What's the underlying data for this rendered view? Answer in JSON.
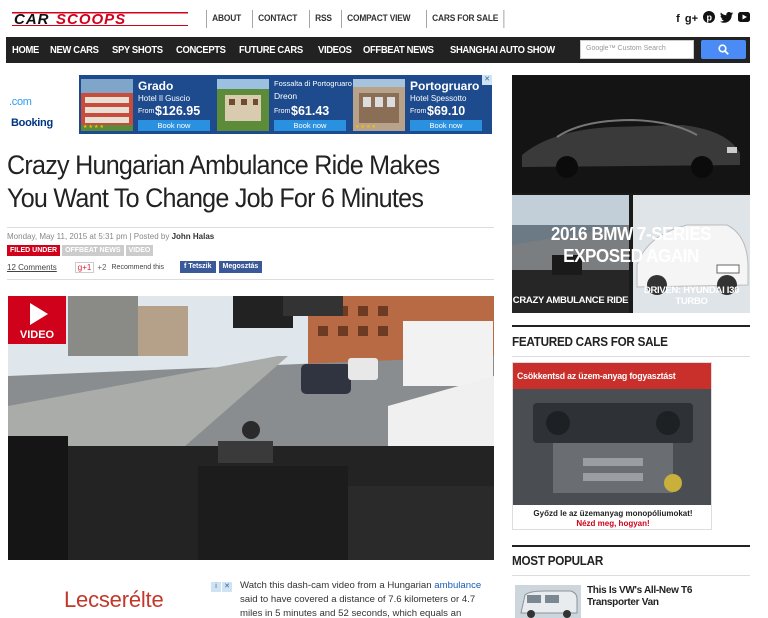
{
  "brand": {
    "name": "CARSCOOPS"
  },
  "toplinks": [
    "ABOUT",
    "CONTACT",
    "RSS",
    "COMPACT VIEW",
    "CARS FOR SALE"
  ],
  "social": [
    "f",
    "g+",
    "p",
    "t",
    "yt"
  ],
  "nav": [
    "HOME",
    "NEW CARS",
    "SPY SHOTS",
    "CONCEPTS",
    "FUTURE CARS",
    "VIDEOS",
    "OFFBEAT NEWS",
    "SHANGHAI AUTO SHOW"
  ],
  "search": {
    "placeholder": "Custom Search",
    "google": "Google™"
  },
  "ad_booking": {
    "brand_main": "Booking",
    "brand_suffix": ".com",
    "hotels": [
      {
        "city": "Grado",
        "name": "Hotel Il Guscio",
        "from": "From",
        "price": "$126.95",
        "cta": "Book now"
      },
      {
        "city": "Fossalta di Portogruaro",
        "name": "Dreon",
        "from": "From",
        "price": "$61.43",
        "cta": "Book now"
      },
      {
        "city": "Portogruaro",
        "name": "Hotel Spessotto",
        "from": "From",
        "price": "$69.10",
        "cta": "Book now"
      }
    ],
    "close": "✕"
  },
  "article": {
    "title": "Crazy Hungarian Ambulance Ride Makes You Want To Change Job For 6 Minutes",
    "date": "Monday, May 11, 2015 at 5:31 pm",
    "posted_by": "Posted by",
    "author": "John Halas",
    "tags": [
      "FILED UNDER",
      "OFFBEAT NEWS",
      "VIDEO"
    ],
    "comments": "12 Comments",
    "gplus": "g+1",
    "gplus_count": "+2",
    "recommend": "Recommend this",
    "fb_like": "Tetszik",
    "fb_share": "Megosztás",
    "video_badge": "VIDEO",
    "body_pre": "Watch this dash-cam video from a Hungarian",
    "body_link": "ambulance",
    "body_post": "said to have covered a distance of 7.6 kilometers or 4.7 miles in 5 minutes and 52 seconds, which equals an"
  },
  "inline_ad": {
    "text": "Lecserélte",
    "i": "i",
    "x": "✕"
  },
  "sidebar": {
    "feature_title_1": "2016 BMW 7-SERIES",
    "feature_title_2": "EXPOSED AGAIN",
    "thumb1": "CRAZY AMBULANCE RIDE",
    "thumb2_1": "DRIVEN: HYUNDAI I30",
    "thumb2_2": "TURBO",
    "featured_heading": "FEATURED CARS FOR SALE",
    "car_ad_top": "Csökkentsd az üzem-anyag fogyasztást",
    "car_ad_line": "Győzd le az üzemanyag monopóliumokat!",
    "car_ad_cta": "Nézd meg, hogyan!",
    "popular_heading": "MOST POPULAR",
    "popular_item": "This Is VW's All-New T6 Transporter Van"
  },
  "colors": {
    "accent": "#d0021b",
    "nav_bg": "#222222",
    "booking_blue": "#1d4b8e",
    "link": "#1a5bb5"
  }
}
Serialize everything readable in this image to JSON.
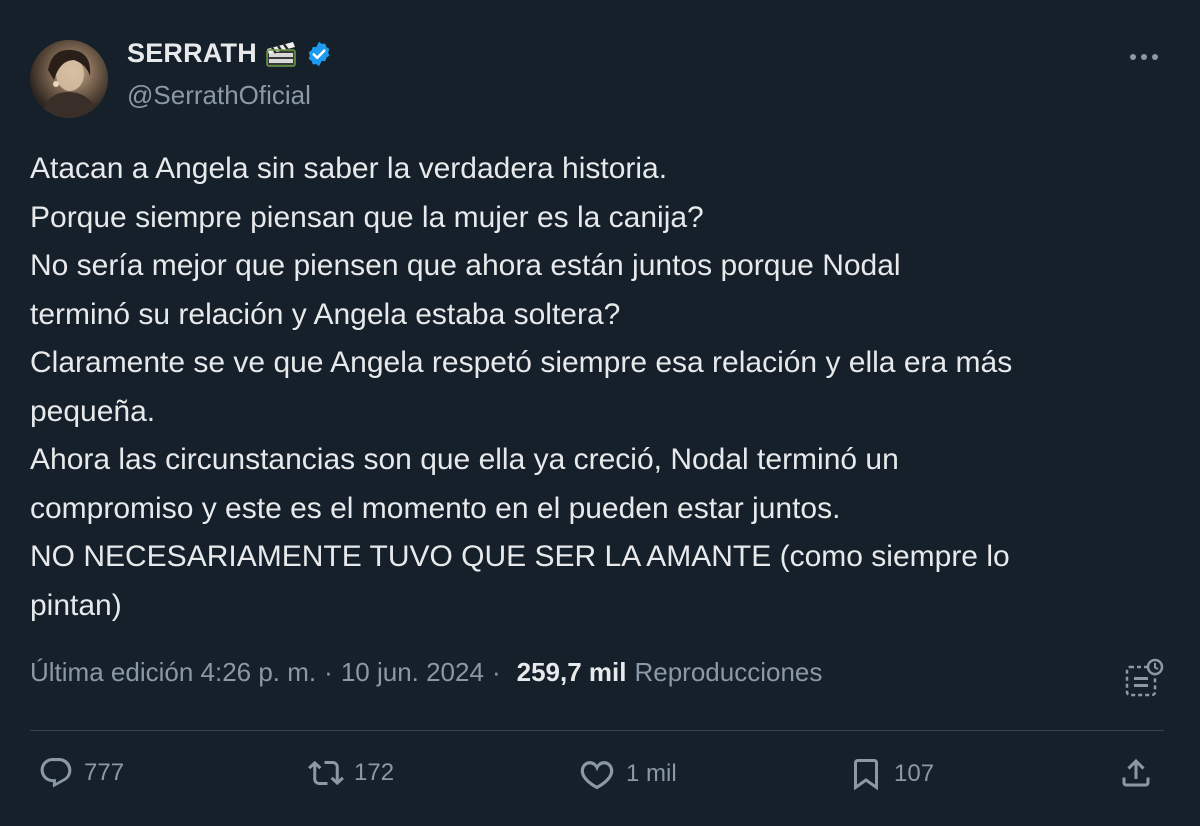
{
  "author": {
    "display_name": "SERRATH",
    "handle": "@SerrathOficial",
    "name_emoji_icon": "clapper-board-icon",
    "verified_icon": "verified-badge-icon",
    "verified_color": "#1d9bf0"
  },
  "tweet": {
    "lines": [
      "Atacan a Angela sin saber la verdadera historia.",
      "Porque siempre piensan que la mujer es la canija?",
      "No sería mejor que piensen que ahora están juntos porque Nodal",
      "terminó su relación y Angela estaba soltera?",
      "Claramente se ve que Angela respetó siempre esa relación y ella era más",
      "pequeña.",
      "Ahora las circunstancias son que ella ya creció, Nodal terminó un",
      "compromiso y este es el momento en el pueden estar juntos.",
      "NO NECESARIAMENTE TUVO QUE SER LA AMANTE (como siempre lo",
      "pintan)"
    ]
  },
  "meta": {
    "edited_label": "Última edición 4:26 p. m.",
    "separator": "·",
    "date": "10 jun. 2024",
    "views_count": "259,7 mil",
    "views_label": "Reproducciones"
  },
  "actions": {
    "replies": "777",
    "reposts": "172",
    "likes": "1 mil",
    "bookmarks": "107"
  },
  "colors": {
    "background": "#15202b",
    "text": "#e7e9ea",
    "secondary": "#8b98a5",
    "divider": "#38444d"
  }
}
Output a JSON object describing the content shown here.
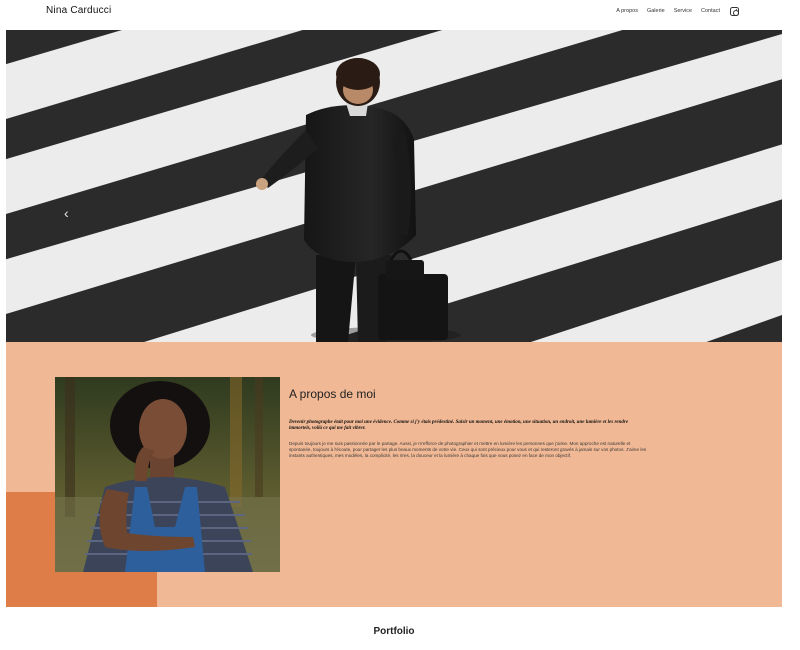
{
  "site": {
    "brand": "Nina Carducci"
  },
  "nav": {
    "items": [
      {
        "label": "A propos"
      },
      {
        "label": "Galerie"
      },
      {
        "label": "Service"
      },
      {
        "label": "Contact"
      }
    ],
    "social_icon": "instagram-icon"
  },
  "hero": {
    "prev_arrow": "‹",
    "slide_count": 3,
    "active_slide": 1
  },
  "about": {
    "title": "A propos de moi",
    "quote": "Devenir photographe était pour moi une évidence. Comme si j'y étais prédestiné. Saisir un moment, une émotion, une situation, un endroit, une lumière et les rendre immortels, voilà ce qui me fait vibrer.",
    "body": "Depuis toujours je me suis passionnée par le partage. Aussi, je m'efforce de photographier et mettre en lumière les personnes que j'aime. Mon approche est naturelle et spontanée, toujours à l'écoute, pour partager les plus beaux moments de votre vie. Ceux qui sont précieux pour vous et qui resteront gravés à jamais sur vos photos. J'aime les instants authentiques, mes modèles, la complicité, les rires, la douceur et la lumière à chaque fois que vous posez en face de mon objectif."
  },
  "portfolio": {
    "title": "Portfolio"
  },
  "colors": {
    "about_bg": "#f0b894",
    "accent": "#de7d47"
  }
}
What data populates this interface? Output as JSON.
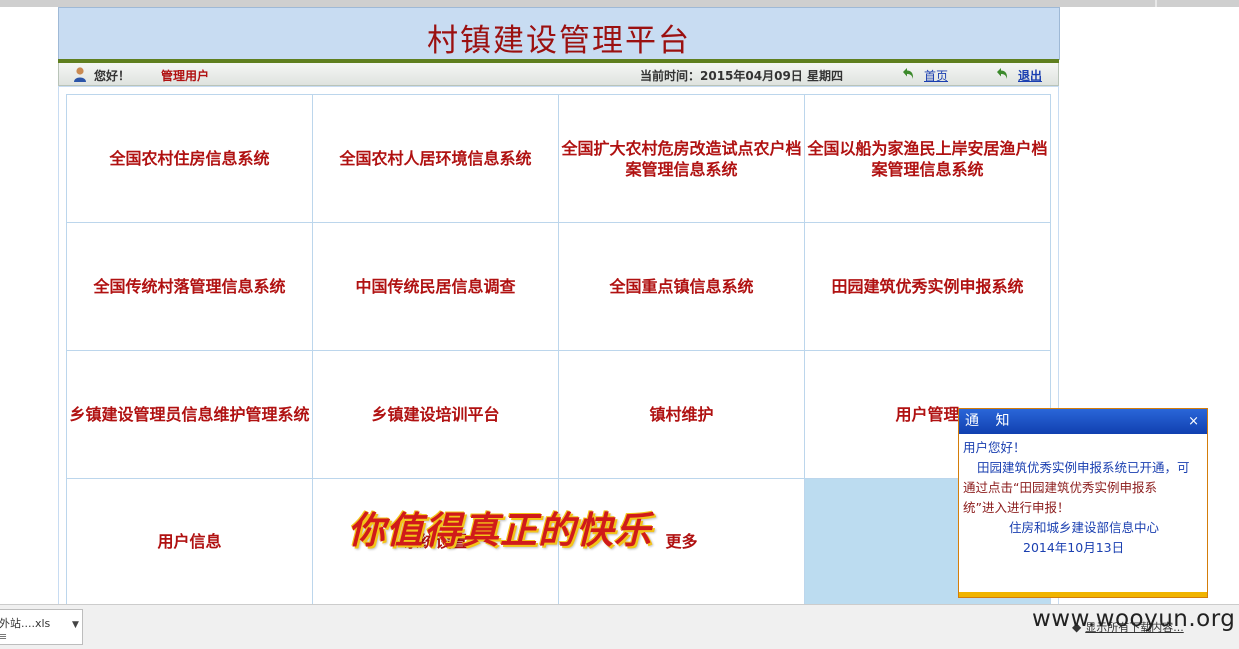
{
  "header": {
    "title": "村镇建设管理平台",
    "greeting": "您好！",
    "username": "管理用户",
    "current_time": "当前时间：2015年04月09日 星期四",
    "home_label": "首页",
    "logout_label": "退出"
  },
  "grid": {
    "cells": [
      {
        "label": "全国农村住房信息系统"
      },
      {
        "label": "全国农村人居环境信息系统"
      },
      {
        "label": "全国扩大农村危房改造试点农户档案管理信息系统"
      },
      {
        "label": "全国以船为家渔民上岸安居渔户档案管理信息系统"
      },
      {
        "label": "全国传统村落管理信息系统"
      },
      {
        "label": "中国传统民居信息调查"
      },
      {
        "label": "全国重点镇信息系统"
      },
      {
        "label": "田园建筑优秀实例申报系统"
      },
      {
        "label": "乡镇建设管理员信息维护管理系统"
      },
      {
        "label": "乡镇建设培训平台"
      },
      {
        "label": "镇村维护"
      },
      {
        "label": "用户管理"
      },
      {
        "label": "用户信息"
      },
      {
        "label": "系统设置"
      },
      {
        "label": "更多"
      },
      {
        "label": ""
      }
    ]
  },
  "overlay": {
    "text": "你值得真正的快乐"
  },
  "notice": {
    "title": "通  知",
    "close": "×",
    "greeting": "用户您好！",
    "line1": "田园建筑优秀实例申报系统已开通，可",
    "line2": "通过点击“田园建筑优秀实例申报系",
    "line3": "统”进入进行申报！",
    "org": "住房和城乡建设部信息中心",
    "date": "2014年10月13日"
  },
  "download_bar": {
    "file_name": "外站....xls",
    "file_sub": "≡",
    "show_all": "显示所有下载内容..."
  },
  "watermark": "www.wooyun.org",
  "colors": {
    "title_red": "#9b1010",
    "link_red": "#b01111",
    "banner_blue": "#c8dcf2",
    "notice_header": "#1140b0"
  }
}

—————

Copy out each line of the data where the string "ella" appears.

• [SOLVED EXERCISE]:
      "Claramente se ve que Angela respetó siempre esa relación y ella era más",
      "Ahora las circunstancias son que ella ya creció, Nodal terminó un",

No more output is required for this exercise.